As NASA prepares to return to the moon, the head of a panel asked by President Obama to review the space agency’s future said Friday that he planned to call upon the expertise of astronauts and engineers in determining whether NASA is on the right track. “We’re going to take a fresh look and go where the facts are,” said Norman Augustine, who will head up the 10-member panel. Augustine, the former chief executive of one of NASA’s biggest contractors, Lockheed Martin Corp., said the panel’s meetings would be open to the public. The White House asked for its final report by August.
The review comes at a time of anxiety and uncertainty for NASA, which has been limping along for weeks without an administrator following the resignation of Michael Griffin, former President Bush’s last NASA chief. The Augustine panel has been asked to look specifically at the Ares-Orion spacecraft system that is being built to replace the space shuttle fleet, which is being phased out next year. The first craft in what is known as the Constellation system is scheduled for launch to the International Space Station in 2015 and to the moon in 2020.

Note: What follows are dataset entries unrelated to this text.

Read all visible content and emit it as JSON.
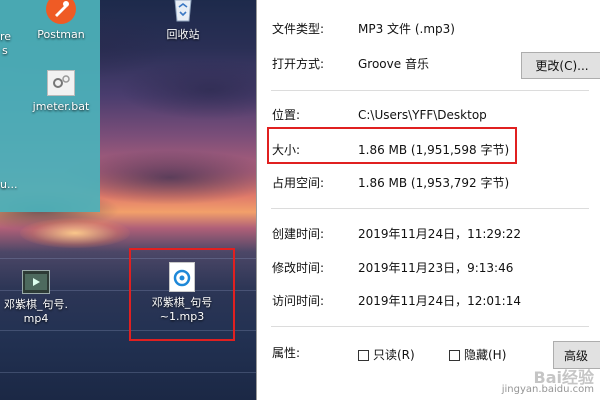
{
  "desktop": {
    "icons": {
      "postman": {
        "label": "Postman",
        "icon": "postman-logo-icon"
      },
      "recycle_bin": {
        "label": "回收站",
        "icon": "recycle-bin-icon"
      },
      "jmeter": {
        "label": "jmeter.bat",
        "icon": "gear-bat-file-icon"
      },
      "video": {
        "label_line1": "邓紫棋_句号.",
        "label_line2": "mp4",
        "icon": "video-file-icon"
      },
      "mp3": {
        "label_line1": "邓紫棋_句号",
        "label_line2": "~1.mp3",
        "icon": "mp3-file-icon"
      }
    },
    "partial_labels": {
      "top_left": "re",
      "top_left_2": "s",
      "middle_left": "u..."
    }
  },
  "dialog": {
    "file_type": {
      "label": "文件类型:",
      "value": "MP3 文件 (.mp3)"
    },
    "opens_with": {
      "label": "打开方式:",
      "value": "Groove 音乐",
      "button": "更改(C)..."
    },
    "location": {
      "label": "位置:",
      "value": "C:\\Users\\YFF\\Desktop"
    },
    "size": {
      "label": "大小:",
      "value": "1.86 MB (1,951,598 字节)"
    },
    "size_on_disk": {
      "label": "占用空间:",
      "value": "1.86 MB (1,953,792 字节)"
    },
    "created": {
      "label": "创建时间:",
      "value": "2019年11月24日，11:29:22"
    },
    "modified": {
      "label": "修改时间:",
      "value": "2019年11月23日，9:13:46"
    },
    "accessed": {
      "label": "访问时间:",
      "value": "2019年11月24日，12:01:14"
    },
    "attributes": {
      "label": "属性:",
      "readonly": "只读(R)",
      "hidden": "隐藏(H)",
      "advanced_button": "高级"
    }
  },
  "watermark": {
    "line1": "Bai经验",
    "line2": "jingyan.baidu.com"
  },
  "colors": {
    "highlight_red": "#e02020",
    "postman_orange": "#ef5b25",
    "teal_window": "#4cb2ba"
  }
}
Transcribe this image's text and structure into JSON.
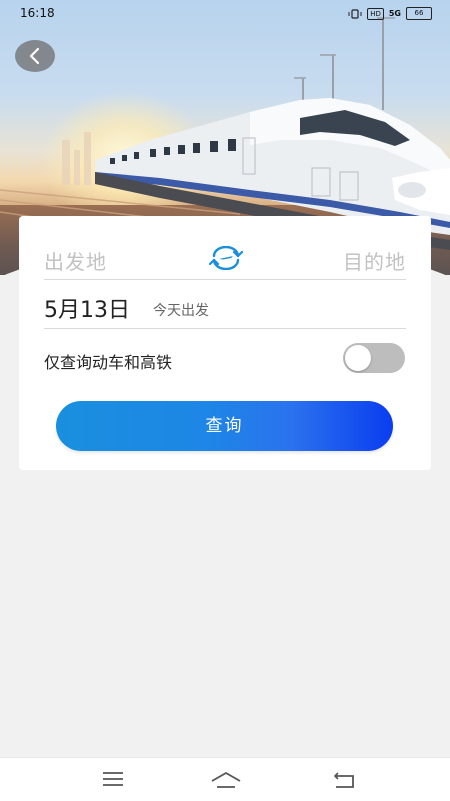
{
  "status_bar": {
    "time": "16:18",
    "hd_label": "HD",
    "signal_label": "5G",
    "battery_label": "66"
  },
  "header": {
    "back_icon": "chevron-left-icon"
  },
  "search_form": {
    "from_placeholder": "出发地",
    "to_placeholder": "目的地",
    "swap_icon": "swap-stations-icon",
    "date": "5月13日",
    "date_note": "今天出发",
    "filter_label": "仅查询动车和高铁",
    "filter_enabled": false,
    "search_label": "查询"
  },
  "bottom_nav": {
    "menu_icon": "menu-icon",
    "home_icon": "home-icon",
    "back_icon": "back-icon"
  },
  "colors": {
    "primary_gradient_start": "#1a8fde",
    "primary_gradient_end": "#0a3df0",
    "placeholder": "#c2c2c2",
    "background": "#f1f1f1"
  }
}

The Ares rocket and Orion crew capsule are similar to the Saturn-Apollo system that took astronauts to the moon in the 1960s and ‘70s. As with Apollo, the crew capsule will sit atop the rocket. In contrast, the space shuttle rides alongside the rockets, an alignment that makes it vulnerable to debris from the fuel tank on liftoff.
Problems with the system were blamed for both shuttle accidents, the loss of Challenger in 1986 and Columbia in 2003.

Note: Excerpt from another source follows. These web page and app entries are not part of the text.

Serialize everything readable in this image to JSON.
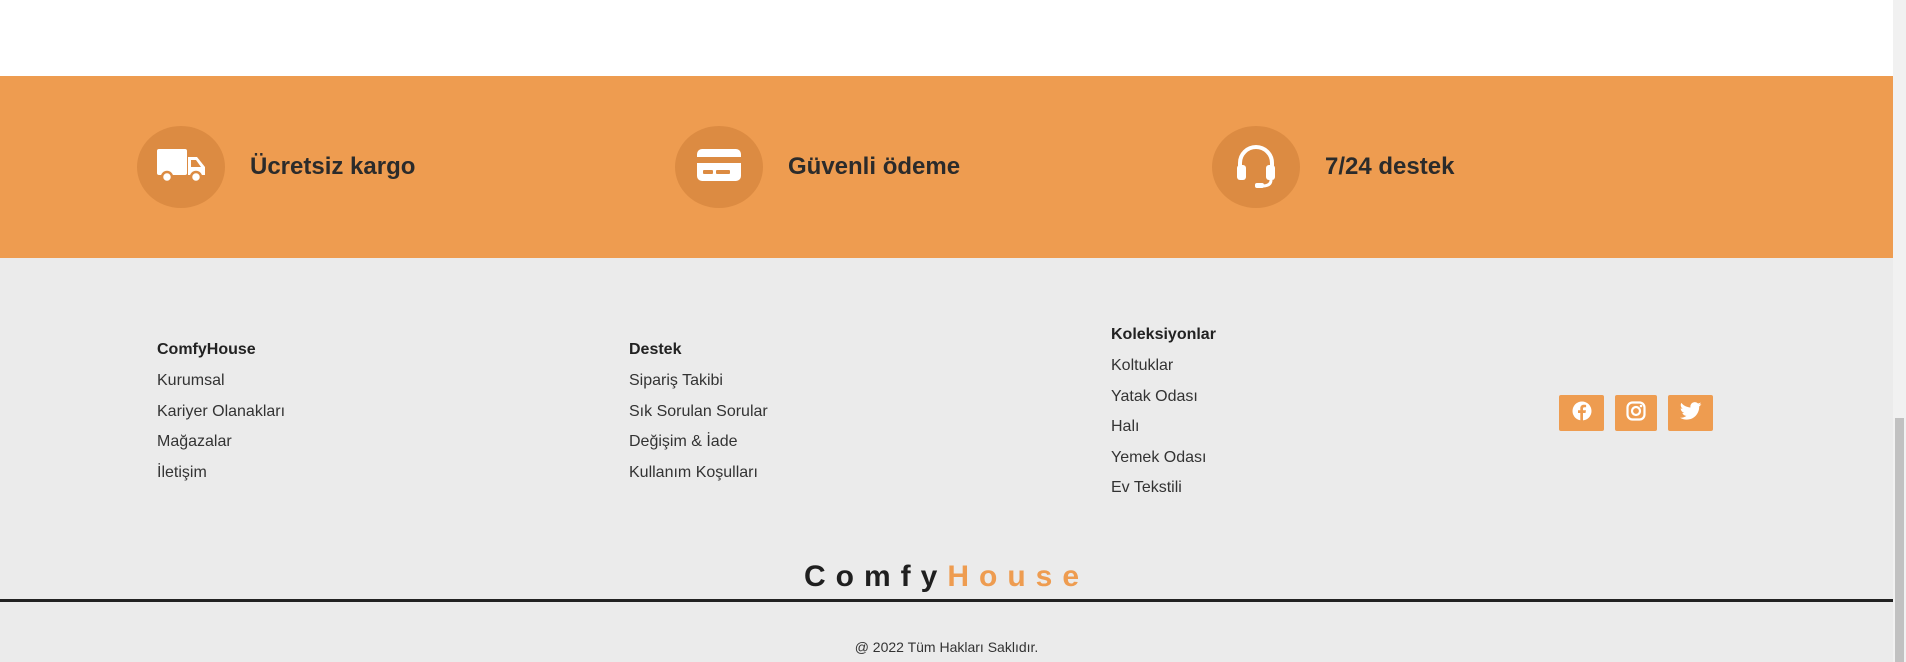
{
  "features": [
    {
      "icon": "truck-icon",
      "label": "Ücretsiz kargo"
    },
    {
      "icon": "credit-card-icon",
      "label": "Güvenli ödeme"
    },
    {
      "icon": "headset-icon",
      "label": "7/24 destek"
    }
  ],
  "footer": {
    "columns": [
      {
        "heading": "ComfyHouse",
        "links": [
          "Kurumsal",
          "Kariyer Olanakları",
          "Mağazalar",
          "İletişim"
        ]
      },
      {
        "heading": "Destek",
        "links": [
          "Sipariş Takibi",
          "Sık Sorulan Sorular",
          "Değişim & İade",
          "Kullanım Koşulları"
        ]
      },
      {
        "heading": "Koleksiyonlar",
        "links": [
          "Koltuklar",
          "Yatak Odası",
          "Halı",
          "Yemek Odası",
          "Ev Tekstili"
        ]
      }
    ],
    "social": [
      "facebook-icon",
      "instagram-icon",
      "twitter-icon"
    ],
    "brand": {
      "part1": "Comfy",
      "part2": "House"
    },
    "copyright": "@ 2022 Tüm Hakları Saklıdır."
  },
  "colors": {
    "accent": "#ee9c50",
    "icon_circle": "#dc8b42",
    "footer_bg": "#ebebeb",
    "dark": "#1f1f1f"
  }
}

So far, about $7 billion has been spent on the Ares-Orion craft.
One problem the panel will consider is the nearly five-year gap between the retirement of the shuttle system and the first Ares launch.
During that time, American astronauts would have to hitch rides with other nations, specifically the Russians and Europeans, something that rankles many veterans of the only space agency to put people on the moon.
Obama could order the shuttle fleet to keep flying, but NASA safety officials would probably oppose that.